Out on my skateboard

Grandpa Jenks's hands
Did your grandfather knot up with tears at the least occasion? Both my father and grandfather can dissolve in weeping at the slightest push by memory or nostalgia, especially during prayer. After graduation I moved in with my grandparents and great-aunt in Grand Rapids, Michigan, a seventeen-year-old with three octogenarians. I cringed inside when Grandpa Jenks prayed over beef roast and gravy, his tears catching his voice.

“As God holds us in the holl' of his hand.” He couldn't hear the harsh midwestern vowels of his accent, but I could, and spot the hypocrisy in his emotional faith. I felt trapped in their one-bathroom house, watching Keanu Reeves movies I blockbustered on the Jenks's card: good ones, too—Bill & Ted's and Point Break and My Own Private Idaho, Gus Van Zant's homoeroticism especially bewildering before the white birch of my father's childhood front lawn. At night I read Ayn Rand and Henrik Ibsen.

My cousins came over for Sunday dinner, and when he'd choke during his prayer--”We thank thee for our family gathered here together. Our children, grandchildren, all our loved ones. We thank thee”--when he'd melt, embarrassing all of us grandchildren with such an awkward silence that we squinched our eyes open to peer at him. I couldn't look at his face, at the age spots, the brylcreem-combed hair, only the grease-stained collar of his faded Dickies, till he gained control again.

Remembering the intensity of the emotions I felt then—when I was denying the existence of any emotion, thanks to Atlas Shrugged and Ayn Rand—Howard Roark rapes a woman in the very first chapter of Fountainhead, spoiler alert—bewilders. But now I knot up in tears at the least push, too, although maybe it's only when I'm weakened by hormones and winter that a melodramatic commercial or film or any honest sadness will make me catch with tears. The other day it was a short film, on the Academy Award collections of short films I've been Netflixing:  Binta and the Great Idea.  Watch it.

I am as weak as my forefathers.  Or is it strength? But my archetypal Father is plagued by grief and loss. Jesus weeps above the city of Jerusalem.

Wednesday, March 13, 2013

Clouds in the sky

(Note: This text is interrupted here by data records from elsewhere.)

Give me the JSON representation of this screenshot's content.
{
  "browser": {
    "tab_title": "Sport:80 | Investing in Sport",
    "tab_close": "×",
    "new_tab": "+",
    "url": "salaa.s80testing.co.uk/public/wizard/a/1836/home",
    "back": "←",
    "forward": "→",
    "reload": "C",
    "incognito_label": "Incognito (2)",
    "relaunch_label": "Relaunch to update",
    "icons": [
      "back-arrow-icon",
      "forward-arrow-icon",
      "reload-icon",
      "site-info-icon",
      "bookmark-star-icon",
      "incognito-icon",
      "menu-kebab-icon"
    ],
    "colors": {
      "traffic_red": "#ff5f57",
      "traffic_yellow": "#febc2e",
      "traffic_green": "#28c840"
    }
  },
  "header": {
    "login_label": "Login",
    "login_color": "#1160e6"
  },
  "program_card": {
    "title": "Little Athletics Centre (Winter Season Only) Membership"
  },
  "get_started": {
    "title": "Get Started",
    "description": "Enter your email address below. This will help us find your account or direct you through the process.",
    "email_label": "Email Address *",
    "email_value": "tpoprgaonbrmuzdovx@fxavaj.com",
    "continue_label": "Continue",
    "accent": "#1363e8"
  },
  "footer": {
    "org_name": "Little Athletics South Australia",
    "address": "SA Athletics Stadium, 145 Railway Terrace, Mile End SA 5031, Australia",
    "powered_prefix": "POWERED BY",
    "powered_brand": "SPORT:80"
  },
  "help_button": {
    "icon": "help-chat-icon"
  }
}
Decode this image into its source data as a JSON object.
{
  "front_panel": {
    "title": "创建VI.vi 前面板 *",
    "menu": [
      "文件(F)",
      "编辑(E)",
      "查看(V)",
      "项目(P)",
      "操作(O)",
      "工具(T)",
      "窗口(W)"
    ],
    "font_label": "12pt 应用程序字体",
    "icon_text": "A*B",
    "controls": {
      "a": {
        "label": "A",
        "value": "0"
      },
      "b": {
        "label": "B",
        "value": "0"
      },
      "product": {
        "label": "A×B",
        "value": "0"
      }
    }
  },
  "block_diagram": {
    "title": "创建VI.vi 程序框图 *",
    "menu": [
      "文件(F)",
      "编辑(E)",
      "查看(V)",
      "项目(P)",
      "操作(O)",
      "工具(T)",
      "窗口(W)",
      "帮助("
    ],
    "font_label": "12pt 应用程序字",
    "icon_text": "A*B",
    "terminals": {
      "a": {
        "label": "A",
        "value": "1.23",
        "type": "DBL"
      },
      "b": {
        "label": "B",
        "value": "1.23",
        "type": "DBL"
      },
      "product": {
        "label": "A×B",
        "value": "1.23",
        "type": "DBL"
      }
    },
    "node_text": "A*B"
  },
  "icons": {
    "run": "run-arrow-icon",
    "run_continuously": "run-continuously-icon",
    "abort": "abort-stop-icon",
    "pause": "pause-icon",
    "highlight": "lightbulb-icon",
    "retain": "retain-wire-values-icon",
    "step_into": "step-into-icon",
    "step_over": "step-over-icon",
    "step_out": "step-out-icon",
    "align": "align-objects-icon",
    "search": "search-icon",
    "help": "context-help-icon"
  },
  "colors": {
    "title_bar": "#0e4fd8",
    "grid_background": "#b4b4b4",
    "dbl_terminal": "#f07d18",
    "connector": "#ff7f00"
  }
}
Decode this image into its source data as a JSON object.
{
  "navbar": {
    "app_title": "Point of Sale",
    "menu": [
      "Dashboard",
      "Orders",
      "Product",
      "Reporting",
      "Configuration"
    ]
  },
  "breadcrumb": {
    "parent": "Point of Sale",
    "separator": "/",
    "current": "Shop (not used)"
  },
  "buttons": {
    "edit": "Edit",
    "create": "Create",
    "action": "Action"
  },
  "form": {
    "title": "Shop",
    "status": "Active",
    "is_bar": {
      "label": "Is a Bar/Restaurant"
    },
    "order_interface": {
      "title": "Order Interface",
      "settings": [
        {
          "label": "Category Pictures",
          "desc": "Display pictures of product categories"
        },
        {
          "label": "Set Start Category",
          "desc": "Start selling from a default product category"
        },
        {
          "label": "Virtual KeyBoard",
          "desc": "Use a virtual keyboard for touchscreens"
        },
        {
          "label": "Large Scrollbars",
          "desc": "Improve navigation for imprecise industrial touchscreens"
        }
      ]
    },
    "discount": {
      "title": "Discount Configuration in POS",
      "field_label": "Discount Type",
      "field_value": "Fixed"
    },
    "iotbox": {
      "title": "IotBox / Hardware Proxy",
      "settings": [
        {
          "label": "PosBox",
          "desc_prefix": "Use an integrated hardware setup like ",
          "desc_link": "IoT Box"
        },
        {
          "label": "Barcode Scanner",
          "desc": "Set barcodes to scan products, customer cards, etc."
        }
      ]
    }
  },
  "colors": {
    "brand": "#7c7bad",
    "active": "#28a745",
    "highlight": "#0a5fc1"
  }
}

Oatmeal bread
I've been making lots of bread. I bake oatmeal bread a lot, because it calls for oatmeal and whole wheat flour, and I have seven-grain mix from the Amish, so it's technically an eight-grain bread. As my cookbook says, “it makes delicious toast.” I'm convincing myself that it's a health-conscious choice, but it just tastes like decadent lavishness.

I convinced myself I needed oatmeal for breakfast in winter, and I can't eat eat real oatmeal anymore, not since the Appalachian Trail. Before I left, I blended six months of whole oats with wheat germ and soy powder and whey protein to make a high-protein breakfast cereal I packaged in ziplocs. By Maine, even when it was our prime source of calories from the mail drop, I could bear just to bring the goop to my mouth. It'd been invaded by weevils in my mom's basement, and was threaded with webbing.

I didn't find any actual insects, but I recognized recognized the signs. I knew she'd still had them, because when she came to hike with me, for a week in Tennessee, the box of generic mac-and-cheese she'd packed had insects fly from its cardboard. We didn't eat dinner that night. But the cereal wasn't as bad, just a bit of extra bitterness.

As Bahamians said, when we were invaded by boat weevils, you only need to worry after the bugs leave. Because till then, it's got plenty of protein. So we swallowed the bitter oatmeal, kept hiking to Katahdin. But I can't eat oatmeal anymore.